Liz Keel, housing coordinator for the Maumee Valley Planning Organization and leader of the housing pillar of the Defiance Strategic Planning Committee, said many people are working to address the housing issue. Keel said that realtors, bankers, developers, organizational leaders and others on the housing committee. “We’re always talking about the community as a whole and how housing fits in,” she said. “We’re one of many groups that collaborate to improve our city. We want people to live here and are trying to fill the gaps (that prevent that from happening).

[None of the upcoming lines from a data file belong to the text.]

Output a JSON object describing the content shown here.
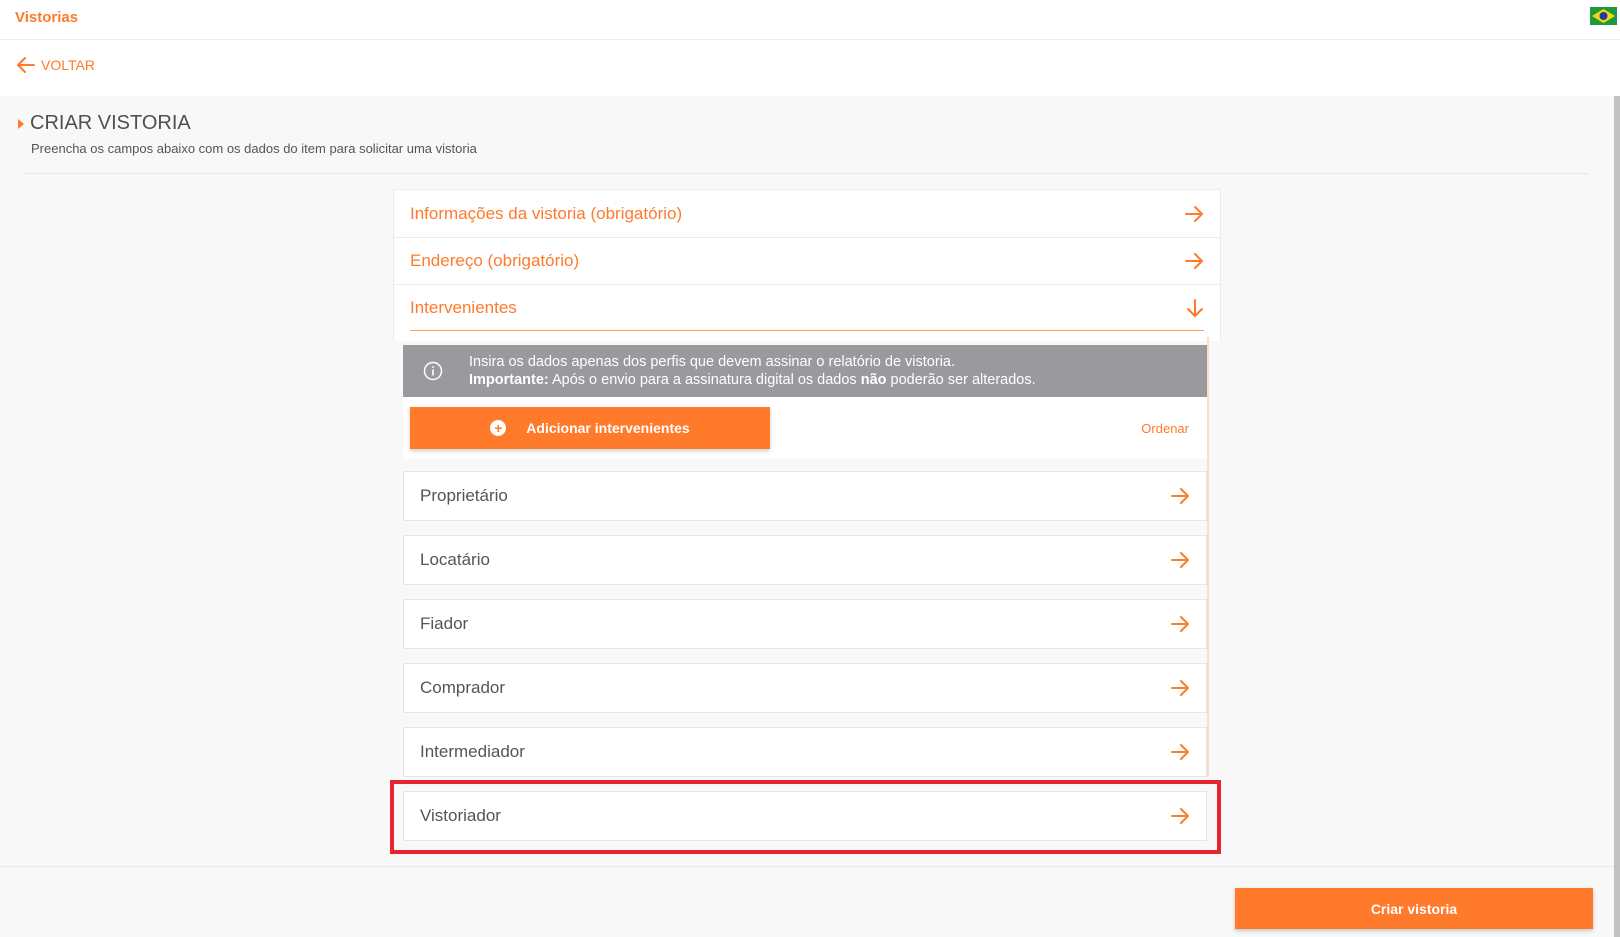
{
  "app": {
    "title": "Vistorias",
    "language_flag": "brazil-flag-icon"
  },
  "nav": {
    "back_label": "VOLTAR"
  },
  "page": {
    "title": "CRIAR VISTORIA",
    "subtitle": "Preencha os campos abaixo com os dados do item para solicitar uma vistoria"
  },
  "accordion": {
    "info_section": "Informações da vistoria (obrigatório)",
    "address_section": "Endereço (obrigatório)",
    "parties_section": "Intervenientes"
  },
  "notice": {
    "line1": "Insira os dados apenas dos perfis que devem assinar o relatório de vistoria.",
    "important_label": "Importante:",
    "line2_a": " Após o envio para a assinatura digital os dados ",
    "line2_bold": "não",
    "line2_b": " poderão ser alterados."
  },
  "actions": {
    "add_label": "Adicionar intervenientes",
    "order_label": "Ordenar"
  },
  "parties": [
    {
      "label": "Proprietário"
    },
    {
      "label": "Locatário"
    },
    {
      "label": "Fiador"
    },
    {
      "label": "Comprador"
    },
    {
      "label": "Intermediador"
    },
    {
      "label": "Vistoriador"
    }
  ],
  "footer": {
    "create_label": "Criar vistoria"
  },
  "colors": {
    "accent": "#ff7a2a",
    "highlight": "#e3262f",
    "notice_bg": "#9a9a9e"
  }
}
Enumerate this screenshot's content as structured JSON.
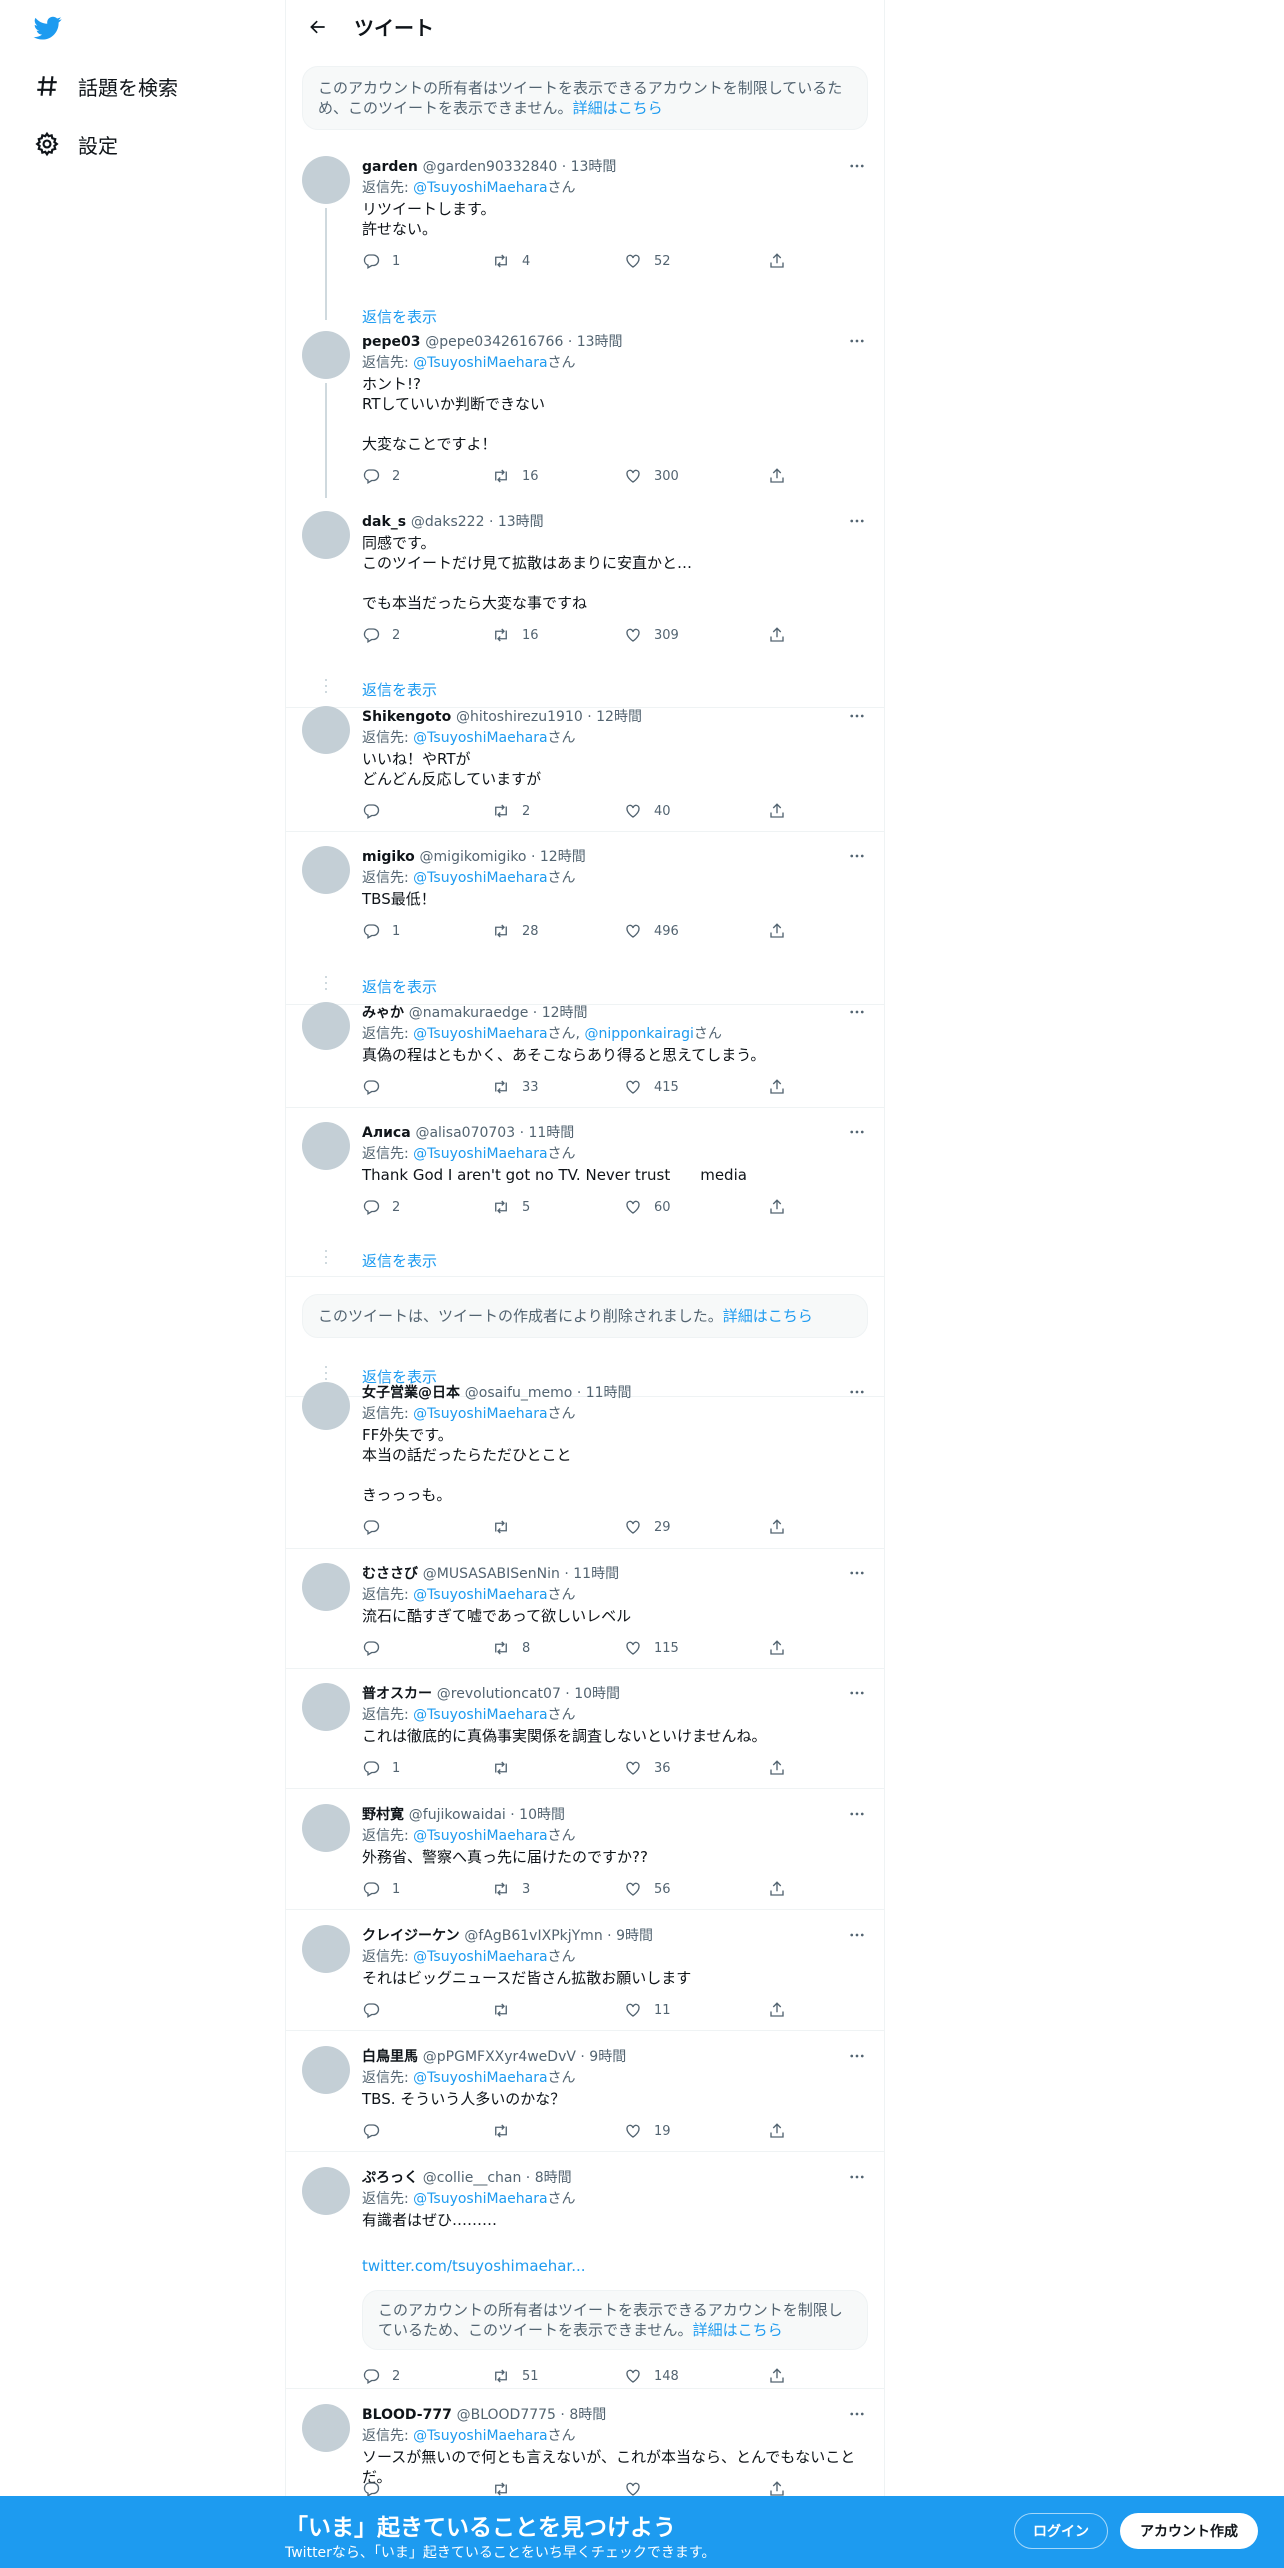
{
  "colors": {
    "accent": "#1d9bf0",
    "muted": "#536471",
    "text": "#0f1419"
  },
  "sidebar": {
    "logo_icon": "twitter-bird-icon",
    "items": [
      {
        "icon": "hash-icon",
        "label": "話題を検索"
      },
      {
        "icon": "gear-icon",
        "label": "設定"
      }
    ]
  },
  "header": {
    "title": "ツイート",
    "back_icon": "arrow-left-icon"
  },
  "notice": {
    "text": "このアカウントの所有者はツイートを表示できるアカウントを制限しているため、このツイートを表示できません。",
    "link": "詳細はこちら"
  },
  "deleted_notice": {
    "text": "このツイートは、ツイートの作成者により削除されました。",
    "link": "詳細はこちら"
  },
  "show_replies": "返信を表示",
  "reply_prefix": "返信先: ",
  "reply_suffix": "さん",
  "tweets": [
    {
      "name": "garden",
      "handle": "@garden90332840",
      "time": "13時間",
      "reply_to": "@TsuyoshiMaehara",
      "text": "リツイートします。\n許せない。",
      "replies": "1",
      "retweets": "4",
      "likes": "52"
    },
    {
      "name": "pepe03",
      "handle": "@pepe0342616766",
      "time": "13時間",
      "reply_to": "@TsuyoshiMaehara",
      "text": "ホント!?\nRTしていいか判断できない\n\n大変なことですよ！",
      "replies": "2",
      "retweets": "16",
      "likes": "300"
    },
    {
      "name": "dak_s",
      "handle": "@daks222",
      "time": "13時間",
      "text": "同感です。\nこのツイートだけ見て拡散はあまりに安直かと…\n\nでも本当だったら大変な事ですね",
      "replies": "2",
      "retweets": "16",
      "likes": "309"
    },
    {
      "name": "Shikengoto",
      "handle": "@hitoshirezu1910",
      "time": "12時間",
      "reply_to": "@TsuyoshiMaehara",
      "text": "いいね！やRTが\nどんどん反応していますが",
      "replies": "",
      "retweets": "2",
      "likes": "40"
    },
    {
      "name": "migiko",
      "handle": "@migikomigiko",
      "time": "12時間",
      "reply_to": "@TsuyoshiMaehara",
      "text": "TBS最低！",
      "replies": "1",
      "retweets": "28",
      "likes": "496"
    },
    {
      "name": "みゃか",
      "handle": "@namakuraedge",
      "time": "12時間",
      "reply_to": "@TsuyoshiMaehara",
      "reply_to2": "@nipponkairagi",
      "text": "真偽の程はともかく、あそこならあり得ると思えてしまう。",
      "replies": "",
      "retweets": "33",
      "likes": "415"
    },
    {
      "name": "Алиса",
      "handle": "@alisa070703",
      "time": "11時間",
      "reply_to": "@TsuyoshiMaehara",
      "text": "Thank God I aren't got no TV. Never trust　　media",
      "replies": "2",
      "retweets": "5",
      "likes": "60"
    },
    {
      "name": "女子営業@日本",
      "handle": "@osaifu_memo",
      "time": "11時間",
      "reply_to": "@TsuyoshiMaehara",
      "text": "FF外失です。\n本当の話だったらただひとこと\n\nきっっっも。",
      "replies": "",
      "retweets": "",
      "likes": "29"
    },
    {
      "name": "むささび",
      "handle": "@MUSASABISenNin",
      "time": "11時間",
      "reply_to": "@TsuyoshiMaehara",
      "text": "流石に酷すぎて嘘であって欲しいレベル",
      "replies": "",
      "retweets": "8",
      "likes": "115"
    },
    {
      "name": "普オスカー",
      "handle": "@revolutioncat07",
      "time": "10時間",
      "reply_to": "@TsuyoshiMaehara",
      "text": "これは徹底的に真偽事実関係を調査しないといけませんね。",
      "replies": "1",
      "retweets": "",
      "likes": "36"
    },
    {
      "name": "野村寛",
      "handle": "@fujikowaidai",
      "time": "10時間",
      "reply_to": "@TsuyoshiMaehara",
      "text": "外務省、警察へ真っ先に届けたのですか??",
      "replies": "1",
      "retweets": "3",
      "likes": "56"
    },
    {
      "name": "クレイジーケン",
      "handle": "@fAgB61vIXPkjYmn",
      "time": "9時間",
      "reply_to": "@TsuyoshiMaehara",
      "text": "それはビッグニュースだ皆さん拡散お願いします",
      "replies": "",
      "retweets": "",
      "likes": "11"
    },
    {
      "name": "白鳥里馬",
      "handle": "@pPGMFXXyr4weDvV",
      "time": "9時間",
      "reply_to": "@TsuyoshiMaehara",
      "text": "TBS. そういう人多いのかな？",
      "replies": "",
      "retweets": "",
      "likes": "19"
    },
    {
      "name": "ぷろっく",
      "handle": "@collie__chan",
      "time": "8時間",
      "reply_to": "@TsuyoshiMaehara",
      "text": "有識者はぜひ………",
      "link": "twitter.com/tsuyoshimaehar...",
      "replies": "2",
      "retweets": "51",
      "likes": "148"
    },
    {
      "name": "BLOOD-777",
      "handle": "@BLOOD7775",
      "time": "8時間",
      "reply_to": "@TsuyoshiMaehara",
      "text": "ソースが無いので何とも言えないが、これが本当なら、とんでもないことだ。",
      "replies": "",
      "retweets": "",
      "likes": ""
    }
  ],
  "bottom_bar": {
    "title": "「いま」起きていることを見つけよう",
    "subtitle": "Twitterなら、「いま」起きていることをいち早くチェックできます。",
    "login": "ログイン",
    "signup": "アカウント作成"
  }
}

Willitzer praised the mayor and housing committee for their work. “Their biggest hurdle is getting willing landowners who want to sell,” she said. “We have developers willing, but we can’t access the land to develop. That’s a concern, and it’s a mindset change that needs to happen, if we want to get our workforce eco-system in balance.”
Keel echoed her statement. “Developers want to come in and need to have enough land to build,” Keel said. She pointed out there are a lot of costs associated with that including ensuring the infrastructure is in place for such endeavors. Keel said another of the biggest challenges to housing in Defiance is affordability, particularly for those in the lower- to moderate-income brackets. However, finding housing can be difficult across all income levels. “It’s frustrating,” Keel said.
McCann said a housing analyst done by Premier Bank and Keller Logistics several years ago, found there was a need for more housing across the board. “There is a demand for everything,” he said.
Realtor Karol Yeager sits on the housing committee. During a recent meeting, she presented statistics pinpointing that there were only 28 homes listed in the city for sale. “It’s an extremely low number,” Yeager said. “We’re in a very low inventory market. It (the number of homes for sale) can change by the hour. Because of the market, there is competition. If they (potential buyers) put in an offer, there may be two or
three others.” Yeager said she is happy to be part of the housing committee because it helps her “know information about the community I live in and help people move (in) to.”
There are several projects being discussed to help with the housing issue, while officials seek out more land for potential subdivisions.
Among those projects are the 1918 school building downtown. There is talk to develop that into a boutique hotel or a senior housing facility. City officials are working with potential investors on that project.
McCann said there is some land on Perry Street south of the city hall that is being looked at as well for a possible multi-family site. While those projects will help ease some of the housing shortage, work will continue to establish a new subdivision in the city limits.
The mayor said ideally, in five years he would like to see a housing development with 50-100 new affordable homes and curbed streets in the city. “The only way we can grow the town is to have more housing opportunities,” McCann